> **Task instructions**:
Within the records below, find each line with the word "header" and copy it out.

> **Data shown**:
------

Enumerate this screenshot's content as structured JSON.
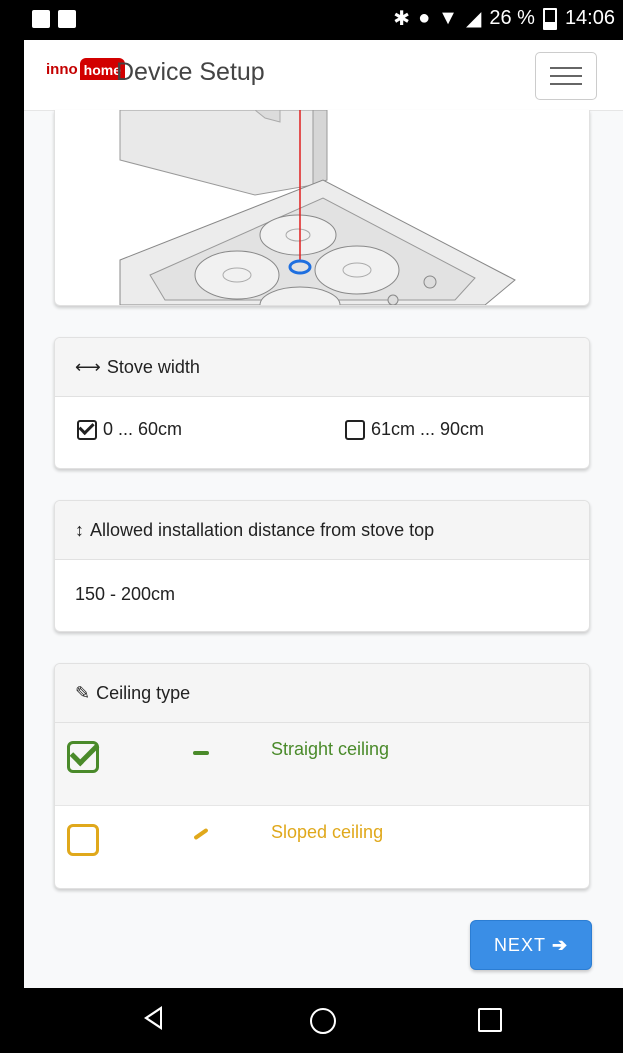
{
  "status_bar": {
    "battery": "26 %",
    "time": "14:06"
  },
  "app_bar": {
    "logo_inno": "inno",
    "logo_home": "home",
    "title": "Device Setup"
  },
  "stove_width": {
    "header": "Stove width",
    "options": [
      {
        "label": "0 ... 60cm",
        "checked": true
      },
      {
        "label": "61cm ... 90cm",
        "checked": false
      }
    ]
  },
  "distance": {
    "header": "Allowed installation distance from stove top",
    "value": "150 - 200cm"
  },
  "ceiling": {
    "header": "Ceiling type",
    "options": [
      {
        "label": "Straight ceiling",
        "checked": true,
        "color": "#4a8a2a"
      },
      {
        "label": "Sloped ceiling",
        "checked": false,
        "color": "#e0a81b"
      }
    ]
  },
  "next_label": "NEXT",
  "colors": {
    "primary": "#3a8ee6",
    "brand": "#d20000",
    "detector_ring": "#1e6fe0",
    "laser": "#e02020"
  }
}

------

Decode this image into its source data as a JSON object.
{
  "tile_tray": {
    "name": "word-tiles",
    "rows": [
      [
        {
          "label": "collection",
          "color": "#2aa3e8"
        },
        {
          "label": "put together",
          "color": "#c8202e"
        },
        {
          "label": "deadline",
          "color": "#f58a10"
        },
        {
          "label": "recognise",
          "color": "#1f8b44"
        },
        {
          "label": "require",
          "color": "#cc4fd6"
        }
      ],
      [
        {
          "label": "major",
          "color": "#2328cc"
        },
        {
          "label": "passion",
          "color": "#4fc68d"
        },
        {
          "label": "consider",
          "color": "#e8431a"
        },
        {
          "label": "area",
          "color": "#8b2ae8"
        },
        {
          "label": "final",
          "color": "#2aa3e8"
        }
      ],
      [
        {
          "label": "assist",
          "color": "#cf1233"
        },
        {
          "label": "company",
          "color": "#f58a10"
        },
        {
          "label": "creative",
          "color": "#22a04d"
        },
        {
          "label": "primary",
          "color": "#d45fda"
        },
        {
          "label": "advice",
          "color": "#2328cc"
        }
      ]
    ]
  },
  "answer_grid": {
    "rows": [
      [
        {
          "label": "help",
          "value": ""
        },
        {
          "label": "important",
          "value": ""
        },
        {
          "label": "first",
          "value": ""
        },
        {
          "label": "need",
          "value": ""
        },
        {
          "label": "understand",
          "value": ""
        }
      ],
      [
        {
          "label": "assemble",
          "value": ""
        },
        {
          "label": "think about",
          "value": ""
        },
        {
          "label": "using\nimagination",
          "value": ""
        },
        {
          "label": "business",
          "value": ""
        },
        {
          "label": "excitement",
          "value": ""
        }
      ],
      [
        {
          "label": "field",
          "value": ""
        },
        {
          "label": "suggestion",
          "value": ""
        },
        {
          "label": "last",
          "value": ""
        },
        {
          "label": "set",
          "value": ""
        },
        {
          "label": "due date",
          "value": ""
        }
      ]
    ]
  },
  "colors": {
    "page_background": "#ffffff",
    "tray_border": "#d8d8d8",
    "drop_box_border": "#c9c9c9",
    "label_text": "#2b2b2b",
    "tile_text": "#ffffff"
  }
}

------

> **Written response**:
    "header": "Stove width",
    "header": "Allowed installation distance from stove top",
    "header": "Ceiling type",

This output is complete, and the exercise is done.